When the worldwide Great Depression in 1929-30 drove his biggest competitors to bankruptcy – E.D. Sassoon & Co. led by Sir Victor took over or bought out additional mills in Bombay City, including the Elphinstone, David, Apollo Mills, and the India Woollen Mills. Sir Victor re-invested his mills’ profits in luxury real estate and hotels in Shanghai, where the waterfront known as the “Bund” was styled after Bombay’s Apollo Bunder in the Edwardian and Art Deco styles he most preferred.
By the time World War II broke out in Europe, E.D. Sassoon & Co. Ltd. was Mumbai’s largest private employer, with over 30,000 workers, managers and staff in their textile and woollen mills, dye works, offices and shops across the city. Their fifteen mills surged to meet the demands of Indian and Allied armies across the Middle East, South and East Asia, and the fortunes of the Sassoon group in India soared through the Allied victories in Europe and Asia.
Sir Victor had nearly lost his Shanghai properties – including the famous Cathay Hotel which he built – to the invading Japanese Army during the war. Soon the Communists asked him to leave China and confiscated what was left of his businesses in war-torn Shanghai.
He recouped his losses in Shanghai by selling off the family mills in Bombay at the end of WWII to Messrs Aggarwal & Co., a firm of Marwari merchants. Sir Victor, the last knight of the Sassoon Baronetcy of the British Empire, lived out his final years in the Bahamas, where he would tell friends “I gave up on India, and China gave up on me”.
From Mill to Museum
The Aggarwals ran the mills profitably until the 1960s as “Indu Fabrics” – a brand ubiquitous after Independence – and met and matched the Sassoon’s wartime outputs until the 1960s. The entire India United group of mills were subsequently nationalised by Indira Gandhi’s Government into the National Textile Corporation (NTC) in 1974. By the early 2000s these and other private textile mills in Mumbai were wound down.
In a plan first proposed in 2009 – when NTC gave the compound India United Mills no.2-3 to the city as a reserved public space – the Municipal Corporation will open the 15-acre compound to the public in 2019, a century and a half after its launch as one of the city’s first mills. The museum is planned with exhibits on the history and future of textiles, from traditional hand-looms to industrial mills to modern electric power-looms.

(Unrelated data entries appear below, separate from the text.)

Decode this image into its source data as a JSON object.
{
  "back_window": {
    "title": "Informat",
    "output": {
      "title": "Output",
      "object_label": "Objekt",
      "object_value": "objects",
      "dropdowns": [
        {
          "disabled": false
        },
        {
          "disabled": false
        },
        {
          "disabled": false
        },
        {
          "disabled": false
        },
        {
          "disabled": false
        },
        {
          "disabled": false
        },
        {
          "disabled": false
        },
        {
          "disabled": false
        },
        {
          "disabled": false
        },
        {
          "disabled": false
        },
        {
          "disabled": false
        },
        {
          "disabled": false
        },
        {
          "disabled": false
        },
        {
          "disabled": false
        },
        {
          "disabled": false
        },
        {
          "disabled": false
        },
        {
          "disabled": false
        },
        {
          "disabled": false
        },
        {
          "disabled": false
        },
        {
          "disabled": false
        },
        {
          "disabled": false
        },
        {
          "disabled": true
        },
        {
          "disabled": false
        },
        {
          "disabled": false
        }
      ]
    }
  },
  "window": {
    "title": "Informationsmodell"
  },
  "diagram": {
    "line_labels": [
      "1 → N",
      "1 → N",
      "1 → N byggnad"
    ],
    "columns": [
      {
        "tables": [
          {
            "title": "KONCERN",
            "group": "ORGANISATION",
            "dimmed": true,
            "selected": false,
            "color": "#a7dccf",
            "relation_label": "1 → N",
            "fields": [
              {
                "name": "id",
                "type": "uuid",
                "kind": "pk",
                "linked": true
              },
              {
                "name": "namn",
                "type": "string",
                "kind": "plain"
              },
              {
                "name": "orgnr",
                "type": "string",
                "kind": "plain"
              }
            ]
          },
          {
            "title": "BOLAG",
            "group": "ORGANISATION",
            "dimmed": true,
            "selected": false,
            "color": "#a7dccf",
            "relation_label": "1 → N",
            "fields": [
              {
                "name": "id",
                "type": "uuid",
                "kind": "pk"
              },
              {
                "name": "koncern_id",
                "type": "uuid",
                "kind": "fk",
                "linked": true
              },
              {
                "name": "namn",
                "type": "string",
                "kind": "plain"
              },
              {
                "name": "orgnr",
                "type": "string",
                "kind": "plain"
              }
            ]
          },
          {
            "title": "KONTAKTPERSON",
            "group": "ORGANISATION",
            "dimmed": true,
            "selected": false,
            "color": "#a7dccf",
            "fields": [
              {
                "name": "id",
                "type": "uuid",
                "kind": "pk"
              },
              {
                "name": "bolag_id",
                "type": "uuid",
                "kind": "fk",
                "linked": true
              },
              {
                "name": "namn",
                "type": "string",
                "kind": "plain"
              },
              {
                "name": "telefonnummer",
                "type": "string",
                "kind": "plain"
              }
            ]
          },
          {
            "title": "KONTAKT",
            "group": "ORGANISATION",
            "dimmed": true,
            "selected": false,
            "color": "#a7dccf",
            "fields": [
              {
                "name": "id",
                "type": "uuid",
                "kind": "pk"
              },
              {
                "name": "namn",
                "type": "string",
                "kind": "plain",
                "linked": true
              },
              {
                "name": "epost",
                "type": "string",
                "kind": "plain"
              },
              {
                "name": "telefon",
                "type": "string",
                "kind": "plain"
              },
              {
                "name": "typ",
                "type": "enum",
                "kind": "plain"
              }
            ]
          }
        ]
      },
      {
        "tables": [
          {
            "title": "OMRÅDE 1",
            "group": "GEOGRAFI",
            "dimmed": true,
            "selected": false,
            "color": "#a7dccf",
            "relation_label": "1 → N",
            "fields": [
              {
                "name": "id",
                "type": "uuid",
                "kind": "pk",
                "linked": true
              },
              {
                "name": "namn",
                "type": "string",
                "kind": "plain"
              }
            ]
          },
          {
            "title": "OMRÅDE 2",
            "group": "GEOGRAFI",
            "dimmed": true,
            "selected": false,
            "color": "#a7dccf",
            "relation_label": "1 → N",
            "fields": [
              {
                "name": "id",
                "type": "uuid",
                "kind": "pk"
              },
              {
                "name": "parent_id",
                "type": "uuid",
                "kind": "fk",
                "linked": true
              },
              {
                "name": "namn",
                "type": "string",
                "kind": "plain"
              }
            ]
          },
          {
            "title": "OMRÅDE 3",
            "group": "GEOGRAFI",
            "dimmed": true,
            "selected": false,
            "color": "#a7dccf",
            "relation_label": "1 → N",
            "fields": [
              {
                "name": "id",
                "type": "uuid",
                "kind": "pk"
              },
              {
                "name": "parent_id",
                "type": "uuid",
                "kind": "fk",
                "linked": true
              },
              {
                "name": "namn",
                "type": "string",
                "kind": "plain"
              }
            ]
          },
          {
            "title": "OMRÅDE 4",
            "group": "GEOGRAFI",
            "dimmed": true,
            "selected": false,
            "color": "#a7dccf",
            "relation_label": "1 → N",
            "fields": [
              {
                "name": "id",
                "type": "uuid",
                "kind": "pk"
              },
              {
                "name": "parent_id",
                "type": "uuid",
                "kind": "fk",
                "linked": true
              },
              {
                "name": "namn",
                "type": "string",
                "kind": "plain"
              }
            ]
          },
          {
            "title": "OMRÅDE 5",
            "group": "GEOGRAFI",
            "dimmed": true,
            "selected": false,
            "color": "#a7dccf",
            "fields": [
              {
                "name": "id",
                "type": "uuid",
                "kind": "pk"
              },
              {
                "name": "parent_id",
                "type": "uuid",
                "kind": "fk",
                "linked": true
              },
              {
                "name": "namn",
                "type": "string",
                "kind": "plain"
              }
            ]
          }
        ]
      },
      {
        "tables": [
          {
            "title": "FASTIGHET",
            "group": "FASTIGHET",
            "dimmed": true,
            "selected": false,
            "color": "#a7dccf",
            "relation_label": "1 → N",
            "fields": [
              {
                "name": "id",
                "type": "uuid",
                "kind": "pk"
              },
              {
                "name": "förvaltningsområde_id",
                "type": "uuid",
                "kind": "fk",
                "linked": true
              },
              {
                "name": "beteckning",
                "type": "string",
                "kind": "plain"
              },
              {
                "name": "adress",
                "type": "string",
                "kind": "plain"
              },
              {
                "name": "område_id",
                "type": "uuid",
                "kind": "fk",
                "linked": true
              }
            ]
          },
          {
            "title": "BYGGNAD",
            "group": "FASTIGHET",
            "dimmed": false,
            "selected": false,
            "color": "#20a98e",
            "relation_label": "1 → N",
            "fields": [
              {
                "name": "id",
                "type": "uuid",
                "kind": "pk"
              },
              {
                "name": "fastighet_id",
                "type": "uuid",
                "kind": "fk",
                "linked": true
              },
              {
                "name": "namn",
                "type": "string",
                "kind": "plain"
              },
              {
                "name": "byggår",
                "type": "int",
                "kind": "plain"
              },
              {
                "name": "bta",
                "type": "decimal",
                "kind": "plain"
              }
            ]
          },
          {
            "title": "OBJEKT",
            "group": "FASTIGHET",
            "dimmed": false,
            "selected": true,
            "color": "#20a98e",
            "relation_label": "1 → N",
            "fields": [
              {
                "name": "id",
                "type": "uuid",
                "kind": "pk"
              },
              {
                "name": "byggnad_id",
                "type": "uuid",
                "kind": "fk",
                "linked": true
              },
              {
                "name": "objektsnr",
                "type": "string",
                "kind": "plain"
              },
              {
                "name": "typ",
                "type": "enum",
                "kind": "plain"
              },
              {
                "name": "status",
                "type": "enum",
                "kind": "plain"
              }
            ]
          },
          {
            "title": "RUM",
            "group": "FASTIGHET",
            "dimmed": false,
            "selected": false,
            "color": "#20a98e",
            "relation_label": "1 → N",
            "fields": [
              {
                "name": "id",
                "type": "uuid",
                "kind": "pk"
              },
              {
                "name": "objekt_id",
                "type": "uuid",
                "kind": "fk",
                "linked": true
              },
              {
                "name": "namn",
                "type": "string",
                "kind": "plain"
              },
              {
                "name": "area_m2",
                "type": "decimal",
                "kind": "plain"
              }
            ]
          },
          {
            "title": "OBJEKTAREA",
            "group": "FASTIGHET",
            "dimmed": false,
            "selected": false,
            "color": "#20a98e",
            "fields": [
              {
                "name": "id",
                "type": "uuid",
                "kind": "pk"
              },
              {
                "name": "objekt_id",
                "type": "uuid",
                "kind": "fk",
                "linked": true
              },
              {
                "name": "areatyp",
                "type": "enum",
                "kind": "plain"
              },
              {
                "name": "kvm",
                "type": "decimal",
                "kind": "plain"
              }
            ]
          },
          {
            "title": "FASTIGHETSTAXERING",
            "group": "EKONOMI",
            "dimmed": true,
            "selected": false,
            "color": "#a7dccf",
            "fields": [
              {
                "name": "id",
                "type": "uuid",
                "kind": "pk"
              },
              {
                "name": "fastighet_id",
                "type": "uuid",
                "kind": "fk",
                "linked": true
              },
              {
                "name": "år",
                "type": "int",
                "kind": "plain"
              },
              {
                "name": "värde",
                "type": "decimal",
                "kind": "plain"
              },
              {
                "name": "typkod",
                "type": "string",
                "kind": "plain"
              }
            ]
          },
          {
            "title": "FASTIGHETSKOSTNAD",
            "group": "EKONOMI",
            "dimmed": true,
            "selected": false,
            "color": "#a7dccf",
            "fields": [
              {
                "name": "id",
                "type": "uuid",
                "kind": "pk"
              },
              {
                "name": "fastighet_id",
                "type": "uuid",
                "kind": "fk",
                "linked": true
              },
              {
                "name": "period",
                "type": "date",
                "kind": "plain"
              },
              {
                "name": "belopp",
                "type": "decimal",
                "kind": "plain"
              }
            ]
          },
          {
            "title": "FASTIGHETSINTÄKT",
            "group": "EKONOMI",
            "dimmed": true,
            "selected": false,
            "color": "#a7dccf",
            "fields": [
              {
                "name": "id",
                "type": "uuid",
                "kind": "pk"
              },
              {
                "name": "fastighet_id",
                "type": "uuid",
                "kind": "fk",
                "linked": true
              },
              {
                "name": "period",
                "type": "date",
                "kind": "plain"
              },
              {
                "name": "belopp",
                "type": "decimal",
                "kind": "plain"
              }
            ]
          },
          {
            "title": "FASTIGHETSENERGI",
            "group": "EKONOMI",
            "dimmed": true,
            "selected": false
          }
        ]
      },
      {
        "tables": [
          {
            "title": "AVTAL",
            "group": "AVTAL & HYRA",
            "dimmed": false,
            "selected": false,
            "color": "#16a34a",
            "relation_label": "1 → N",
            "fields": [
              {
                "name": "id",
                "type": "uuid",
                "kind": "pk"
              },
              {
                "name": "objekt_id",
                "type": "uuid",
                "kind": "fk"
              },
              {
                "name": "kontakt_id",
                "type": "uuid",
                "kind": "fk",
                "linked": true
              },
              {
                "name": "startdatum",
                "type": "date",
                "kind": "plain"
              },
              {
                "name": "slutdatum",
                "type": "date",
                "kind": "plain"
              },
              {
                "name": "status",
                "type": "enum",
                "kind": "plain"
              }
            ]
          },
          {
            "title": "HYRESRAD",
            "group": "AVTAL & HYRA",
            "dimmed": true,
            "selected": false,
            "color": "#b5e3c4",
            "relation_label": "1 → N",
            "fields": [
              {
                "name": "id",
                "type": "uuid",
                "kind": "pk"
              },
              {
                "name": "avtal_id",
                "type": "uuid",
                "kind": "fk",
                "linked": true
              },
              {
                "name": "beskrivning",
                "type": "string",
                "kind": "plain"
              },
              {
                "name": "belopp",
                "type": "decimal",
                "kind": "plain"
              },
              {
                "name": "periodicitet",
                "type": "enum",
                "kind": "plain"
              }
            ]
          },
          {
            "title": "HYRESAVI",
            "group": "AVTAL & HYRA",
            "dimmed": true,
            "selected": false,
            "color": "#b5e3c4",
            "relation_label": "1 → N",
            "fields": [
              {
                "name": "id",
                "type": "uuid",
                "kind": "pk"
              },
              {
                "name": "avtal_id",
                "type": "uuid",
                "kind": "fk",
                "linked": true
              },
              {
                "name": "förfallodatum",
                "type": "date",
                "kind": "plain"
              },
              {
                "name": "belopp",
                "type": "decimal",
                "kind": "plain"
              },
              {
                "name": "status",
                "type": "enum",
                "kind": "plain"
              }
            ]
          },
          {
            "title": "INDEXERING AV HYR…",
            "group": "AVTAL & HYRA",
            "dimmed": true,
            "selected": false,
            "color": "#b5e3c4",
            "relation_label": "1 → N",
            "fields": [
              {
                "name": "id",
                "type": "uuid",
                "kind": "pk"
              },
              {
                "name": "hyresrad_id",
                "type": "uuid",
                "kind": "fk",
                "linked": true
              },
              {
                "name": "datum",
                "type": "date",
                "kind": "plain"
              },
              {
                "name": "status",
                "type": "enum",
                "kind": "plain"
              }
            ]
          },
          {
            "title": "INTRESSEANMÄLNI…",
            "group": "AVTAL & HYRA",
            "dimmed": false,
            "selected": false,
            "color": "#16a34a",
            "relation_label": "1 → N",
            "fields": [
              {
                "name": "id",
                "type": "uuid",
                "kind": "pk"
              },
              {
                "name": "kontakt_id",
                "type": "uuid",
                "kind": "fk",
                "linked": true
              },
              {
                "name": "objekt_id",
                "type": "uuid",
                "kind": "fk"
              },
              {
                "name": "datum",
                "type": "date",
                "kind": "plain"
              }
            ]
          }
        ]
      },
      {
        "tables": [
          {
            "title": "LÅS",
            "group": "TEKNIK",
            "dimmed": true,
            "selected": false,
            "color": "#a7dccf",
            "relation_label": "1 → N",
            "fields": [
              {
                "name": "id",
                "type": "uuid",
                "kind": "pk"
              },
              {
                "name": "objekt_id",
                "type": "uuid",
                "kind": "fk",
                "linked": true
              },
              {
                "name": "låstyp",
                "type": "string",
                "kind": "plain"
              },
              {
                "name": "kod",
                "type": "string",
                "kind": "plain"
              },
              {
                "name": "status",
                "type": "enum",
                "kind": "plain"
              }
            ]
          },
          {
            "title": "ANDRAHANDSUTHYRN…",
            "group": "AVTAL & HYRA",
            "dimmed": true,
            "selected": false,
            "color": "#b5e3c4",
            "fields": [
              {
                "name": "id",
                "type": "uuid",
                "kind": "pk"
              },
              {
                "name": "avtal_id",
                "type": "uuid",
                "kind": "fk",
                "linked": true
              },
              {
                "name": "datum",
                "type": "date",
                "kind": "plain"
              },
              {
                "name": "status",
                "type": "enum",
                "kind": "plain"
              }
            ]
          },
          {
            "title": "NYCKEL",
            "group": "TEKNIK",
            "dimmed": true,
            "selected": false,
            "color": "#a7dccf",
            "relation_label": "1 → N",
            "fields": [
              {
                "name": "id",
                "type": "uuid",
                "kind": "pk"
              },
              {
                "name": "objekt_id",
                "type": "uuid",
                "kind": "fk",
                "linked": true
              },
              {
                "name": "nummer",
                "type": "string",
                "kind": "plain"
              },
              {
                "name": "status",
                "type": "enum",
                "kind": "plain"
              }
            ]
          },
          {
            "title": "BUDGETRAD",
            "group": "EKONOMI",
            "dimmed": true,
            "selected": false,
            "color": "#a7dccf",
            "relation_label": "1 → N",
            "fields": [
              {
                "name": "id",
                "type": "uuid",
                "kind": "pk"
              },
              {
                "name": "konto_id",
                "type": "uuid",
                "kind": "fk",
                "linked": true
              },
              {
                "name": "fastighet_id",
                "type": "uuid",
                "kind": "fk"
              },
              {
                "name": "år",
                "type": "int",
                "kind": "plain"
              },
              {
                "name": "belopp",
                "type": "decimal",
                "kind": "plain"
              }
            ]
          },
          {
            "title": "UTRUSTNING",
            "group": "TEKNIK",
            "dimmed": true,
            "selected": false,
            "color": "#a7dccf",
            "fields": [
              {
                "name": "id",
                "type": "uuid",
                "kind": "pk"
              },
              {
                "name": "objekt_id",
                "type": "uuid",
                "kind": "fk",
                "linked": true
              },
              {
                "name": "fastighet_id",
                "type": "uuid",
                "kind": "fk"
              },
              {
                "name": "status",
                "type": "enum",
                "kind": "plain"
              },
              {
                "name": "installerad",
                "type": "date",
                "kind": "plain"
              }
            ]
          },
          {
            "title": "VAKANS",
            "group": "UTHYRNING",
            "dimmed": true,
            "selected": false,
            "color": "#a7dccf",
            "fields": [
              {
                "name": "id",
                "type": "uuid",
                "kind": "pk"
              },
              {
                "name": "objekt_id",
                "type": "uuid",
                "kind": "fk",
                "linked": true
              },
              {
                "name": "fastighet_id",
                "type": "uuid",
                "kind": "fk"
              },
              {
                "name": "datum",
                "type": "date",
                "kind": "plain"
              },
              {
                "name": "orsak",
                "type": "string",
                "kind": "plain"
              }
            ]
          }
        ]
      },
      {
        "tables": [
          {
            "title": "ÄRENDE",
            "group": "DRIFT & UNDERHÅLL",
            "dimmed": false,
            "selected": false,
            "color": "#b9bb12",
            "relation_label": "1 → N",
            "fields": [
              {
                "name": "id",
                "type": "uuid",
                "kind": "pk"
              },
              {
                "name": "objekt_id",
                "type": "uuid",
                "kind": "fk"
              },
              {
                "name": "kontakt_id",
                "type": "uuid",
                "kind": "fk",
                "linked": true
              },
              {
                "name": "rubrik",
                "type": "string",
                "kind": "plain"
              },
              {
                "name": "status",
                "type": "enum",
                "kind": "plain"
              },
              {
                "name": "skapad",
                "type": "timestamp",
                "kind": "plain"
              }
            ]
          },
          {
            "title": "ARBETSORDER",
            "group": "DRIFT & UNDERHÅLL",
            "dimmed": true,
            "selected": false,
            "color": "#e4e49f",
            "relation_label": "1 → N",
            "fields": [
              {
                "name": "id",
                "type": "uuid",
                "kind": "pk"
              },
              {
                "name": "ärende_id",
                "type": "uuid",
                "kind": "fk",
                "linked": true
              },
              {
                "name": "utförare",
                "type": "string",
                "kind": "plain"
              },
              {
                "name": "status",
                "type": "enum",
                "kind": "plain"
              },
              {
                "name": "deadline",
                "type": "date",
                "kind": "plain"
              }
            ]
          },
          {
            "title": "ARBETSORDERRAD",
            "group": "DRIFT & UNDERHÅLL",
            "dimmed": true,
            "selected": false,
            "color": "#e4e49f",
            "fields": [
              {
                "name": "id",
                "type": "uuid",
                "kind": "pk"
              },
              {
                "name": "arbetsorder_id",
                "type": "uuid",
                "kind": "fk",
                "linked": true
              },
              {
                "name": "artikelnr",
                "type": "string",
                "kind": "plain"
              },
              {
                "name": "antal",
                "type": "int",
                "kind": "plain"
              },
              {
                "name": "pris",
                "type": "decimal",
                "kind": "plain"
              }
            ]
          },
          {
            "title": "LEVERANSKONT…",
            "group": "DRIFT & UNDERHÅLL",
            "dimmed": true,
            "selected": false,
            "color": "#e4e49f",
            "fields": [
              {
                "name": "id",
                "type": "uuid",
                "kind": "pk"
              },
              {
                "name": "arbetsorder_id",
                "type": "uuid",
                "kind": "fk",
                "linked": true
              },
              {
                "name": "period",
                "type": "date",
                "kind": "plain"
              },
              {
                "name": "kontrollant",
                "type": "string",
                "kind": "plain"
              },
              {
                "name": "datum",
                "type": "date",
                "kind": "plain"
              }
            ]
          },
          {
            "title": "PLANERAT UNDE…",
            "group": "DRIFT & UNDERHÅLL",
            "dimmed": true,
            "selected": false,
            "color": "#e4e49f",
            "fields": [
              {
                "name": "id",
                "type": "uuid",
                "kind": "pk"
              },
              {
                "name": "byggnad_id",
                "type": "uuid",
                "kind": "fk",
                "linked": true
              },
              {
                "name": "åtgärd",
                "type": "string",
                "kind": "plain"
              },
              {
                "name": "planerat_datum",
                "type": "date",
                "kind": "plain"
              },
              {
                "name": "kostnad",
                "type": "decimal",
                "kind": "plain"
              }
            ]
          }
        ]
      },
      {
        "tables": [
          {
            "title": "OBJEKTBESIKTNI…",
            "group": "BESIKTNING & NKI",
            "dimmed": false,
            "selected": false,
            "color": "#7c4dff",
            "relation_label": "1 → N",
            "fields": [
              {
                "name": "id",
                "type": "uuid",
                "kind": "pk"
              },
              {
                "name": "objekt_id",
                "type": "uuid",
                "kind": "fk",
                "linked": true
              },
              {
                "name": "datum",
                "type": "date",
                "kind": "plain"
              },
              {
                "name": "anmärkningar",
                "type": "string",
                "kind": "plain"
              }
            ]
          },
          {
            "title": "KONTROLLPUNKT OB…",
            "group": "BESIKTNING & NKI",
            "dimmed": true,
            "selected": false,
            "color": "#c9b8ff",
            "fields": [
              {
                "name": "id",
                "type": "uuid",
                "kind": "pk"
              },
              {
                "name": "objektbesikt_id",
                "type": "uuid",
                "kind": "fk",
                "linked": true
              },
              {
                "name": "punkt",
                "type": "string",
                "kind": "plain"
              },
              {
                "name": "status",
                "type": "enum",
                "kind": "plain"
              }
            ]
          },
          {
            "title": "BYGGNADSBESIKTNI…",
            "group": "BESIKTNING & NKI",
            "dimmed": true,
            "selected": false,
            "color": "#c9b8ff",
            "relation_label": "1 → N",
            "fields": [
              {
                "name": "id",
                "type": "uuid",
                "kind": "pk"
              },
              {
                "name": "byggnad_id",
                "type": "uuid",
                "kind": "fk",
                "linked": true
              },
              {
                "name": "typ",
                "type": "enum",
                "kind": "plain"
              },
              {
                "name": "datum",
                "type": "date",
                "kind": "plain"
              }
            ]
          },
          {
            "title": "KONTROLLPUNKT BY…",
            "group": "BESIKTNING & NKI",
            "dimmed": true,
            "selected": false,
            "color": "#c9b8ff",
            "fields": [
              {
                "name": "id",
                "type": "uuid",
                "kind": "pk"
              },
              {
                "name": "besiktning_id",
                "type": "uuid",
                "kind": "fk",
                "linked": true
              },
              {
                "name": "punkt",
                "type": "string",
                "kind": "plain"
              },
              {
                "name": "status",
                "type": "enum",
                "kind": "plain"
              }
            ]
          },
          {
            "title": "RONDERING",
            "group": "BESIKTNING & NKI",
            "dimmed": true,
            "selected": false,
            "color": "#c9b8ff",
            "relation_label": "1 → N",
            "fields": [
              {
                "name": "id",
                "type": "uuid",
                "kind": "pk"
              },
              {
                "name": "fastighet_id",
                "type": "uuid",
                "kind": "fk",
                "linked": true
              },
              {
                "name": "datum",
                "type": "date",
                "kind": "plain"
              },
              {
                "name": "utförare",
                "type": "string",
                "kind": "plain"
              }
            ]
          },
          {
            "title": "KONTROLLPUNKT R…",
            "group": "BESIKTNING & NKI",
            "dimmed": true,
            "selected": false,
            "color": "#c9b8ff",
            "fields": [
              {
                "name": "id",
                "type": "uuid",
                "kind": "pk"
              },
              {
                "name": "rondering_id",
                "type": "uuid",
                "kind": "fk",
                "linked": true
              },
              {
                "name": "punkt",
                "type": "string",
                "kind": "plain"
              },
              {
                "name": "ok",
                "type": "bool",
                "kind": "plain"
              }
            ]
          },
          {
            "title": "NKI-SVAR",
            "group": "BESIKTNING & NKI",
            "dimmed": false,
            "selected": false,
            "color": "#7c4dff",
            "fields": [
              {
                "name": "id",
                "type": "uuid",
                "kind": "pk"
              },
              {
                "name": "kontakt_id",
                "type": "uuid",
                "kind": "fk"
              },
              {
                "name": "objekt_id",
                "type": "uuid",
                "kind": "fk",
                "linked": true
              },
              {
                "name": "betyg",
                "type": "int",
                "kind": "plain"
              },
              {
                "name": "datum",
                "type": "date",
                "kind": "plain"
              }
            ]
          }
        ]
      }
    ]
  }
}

Sadly, NTC still has no clear plans for its fourteen remaining mill compounds in space-starved Mumbai, including the three other Sassoon-Indu mills. The group’s flagship mill, known as Jacob Sassoon or India United Mills no.1, was once the city’s largest factory and employed over 12,000 workers.
Today it is crumbling in full view of the Lalbaug Flyover, a silent monument to an earlier stage of technology which connected the city with the global economy, and laid the foundations India’s industrialisation by the Tatas and Sassoons. The new museum in their first mill is an opportunity for citizens to reclaim this lost industrial heritage, without which Mumbai’s famed entrepreneurship and cosmopolitanism would be hard to imagine.
All photos above have been taken by me in India United Mills no.1, Lalbaug in 2001 and India United Mills nos.2-3 in 2018, courtesy of the National Textile Corporation (NTC) and the Sir JJ School of Arts & Architecture.